New York City Minimum Wage
In New York City, the minimum wage for businesses (11 employees or more) is $15.00 per hour. For smaller businesses (10 or fewer employees), the minimum wage increased from $13.50 to $15.00 per hour on December 31, 2019.
Long Island and Westchester Minimum Wage
Long Island and Westchester also have a higher minimum wage than the rest of the state: $14.00 per hour effective December 31, 2020. The minimum wage in these regions will rise to $15.00 in 2021.
Minimum Wage by Job Category
The minimum wage and future increases are different for each category of employee. For example, there are different minimums for farm workers, nail salon employees, building services workers, and people who work in the hospitality industry.
New York State Minimum Wage for Fast Food Workers
The following minimum wage rates for fast food workers who work for a chain with 30 or more establishments was approved by a state wage panel.
Fast Food Minimum Wage Rates for New York State, Excluding New York City:
- $14.50 per hour on December 31, 2020;
- $15.00 on July 1, 2021.
Fast Food Minimum Wage for New York City:
- $15.00 per hour
New York Minimum Wage for Tipped Workers
Workers who receive tips are paid under a different minimum wage structure in New York. The cash wage, or base service rate, varies according to the size of the employing business and its location.
If tips aren't sufficient to reach minimum wage, the employer is required to pay the minimum wage for tipped employees.
Minimum Wage for App-Based Drivers
The New York City Taxi and Limousine Commission (TLC) voted on December 4, 2018, to set the nation’s first minimum pay rate for app-based drivers. The rate is set at $17.22 per hour after expenses ($26.51 per hour gross pay) and went into effect on December 31, 2018.
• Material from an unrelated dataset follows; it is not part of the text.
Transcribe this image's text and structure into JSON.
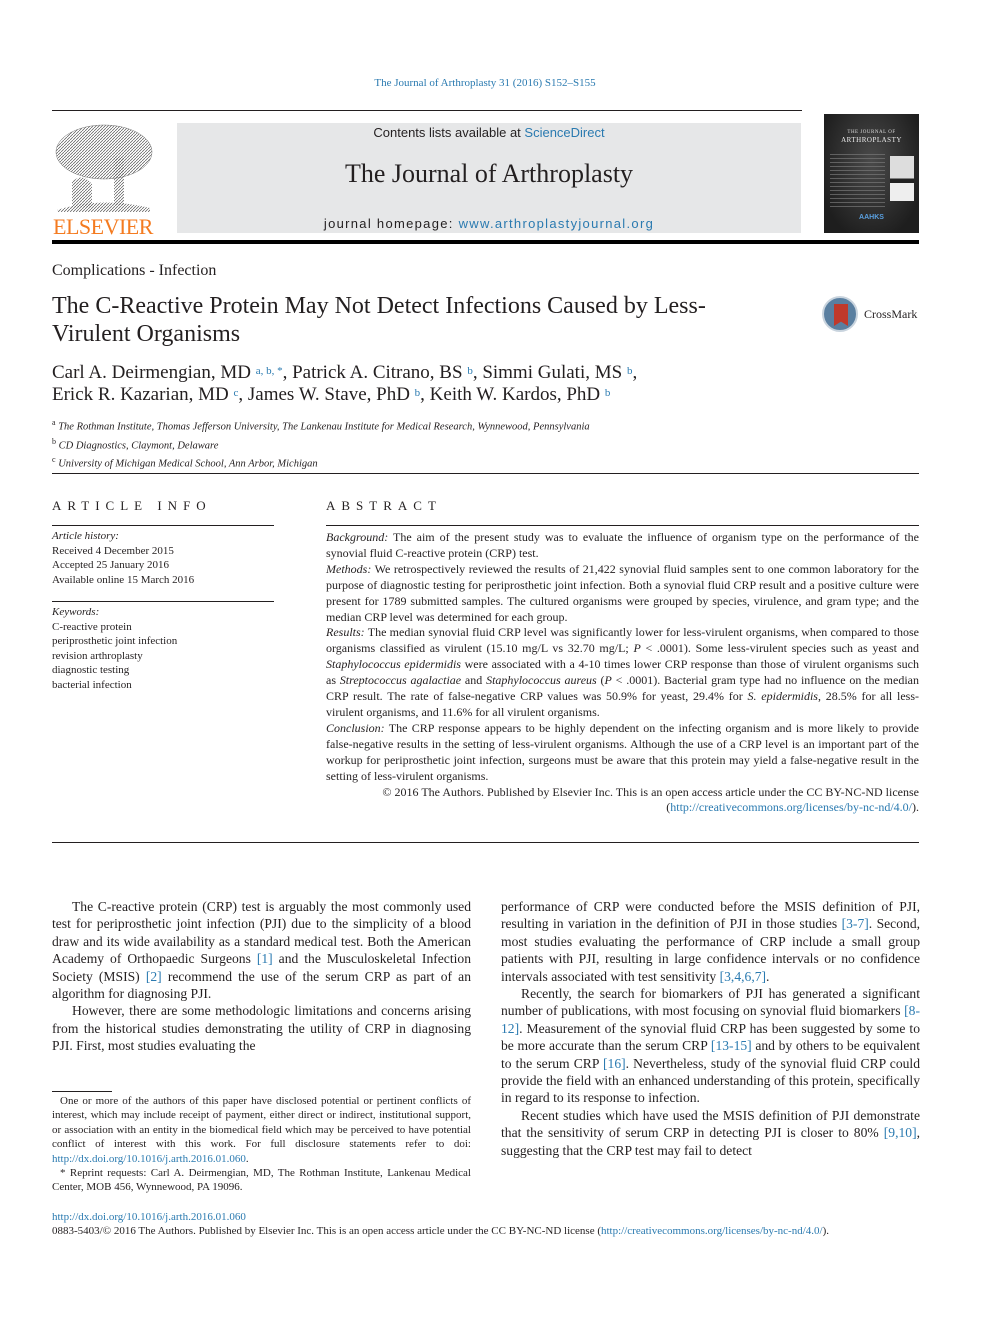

According to the TLC, this increase raised pay by at least $9,600 per year for 90 percent of the drivers for high-volume app-based for-hire vehicle services in the city.
Future New York State Minimum Wage Increases
On December 31, 2021, New York's minimum wage will increase to an amount that will be announced by October 1, 2021. Increases will continue until the state rate hits an hourly rate of $15.00.
History of New York's Minimum Wage
- A general minimum wage was established on October 1, 1960, before which minimum wage rates depended on the industry. The first New York State minimum wage was $1.00 per hour.
- Since it was established in October 1960, the New York State minimum wage has gradually increased, with the first rapid increase occurring over a period of several years in the mid-to-late 1970s.
- The national minimum wage was established over two decades prior to this—in 1938.
More or Less Than the Federal Minimum Wage
New York is one of many states whose minimum wage tends to be higher than the federal minimum wage, for both tipped and untipped workers. A few states match federal minimum wage and even fewer mandate a minimum wage that is less than the federal minimum wage.
When a state’s minimum wage law attempts to set a pay rate that is less than the federal minimum wage law, the federal minimum wage law supersedes the state minimum wage law.
When a state—like New York—has a higher minimum wage than the federal minimum wage, the state minimum wage supersedes the federal requirement.
In short, minimum wage laws are always set to favor the employee by establishing the federal or state minimum wage at whichever is the higher wage.
The information contained in this article is not legal advice and is not a substitute for such advice. State and federal laws change frequently, and the information in this article may not reflect your own state’s laws or the most recent changes to the law.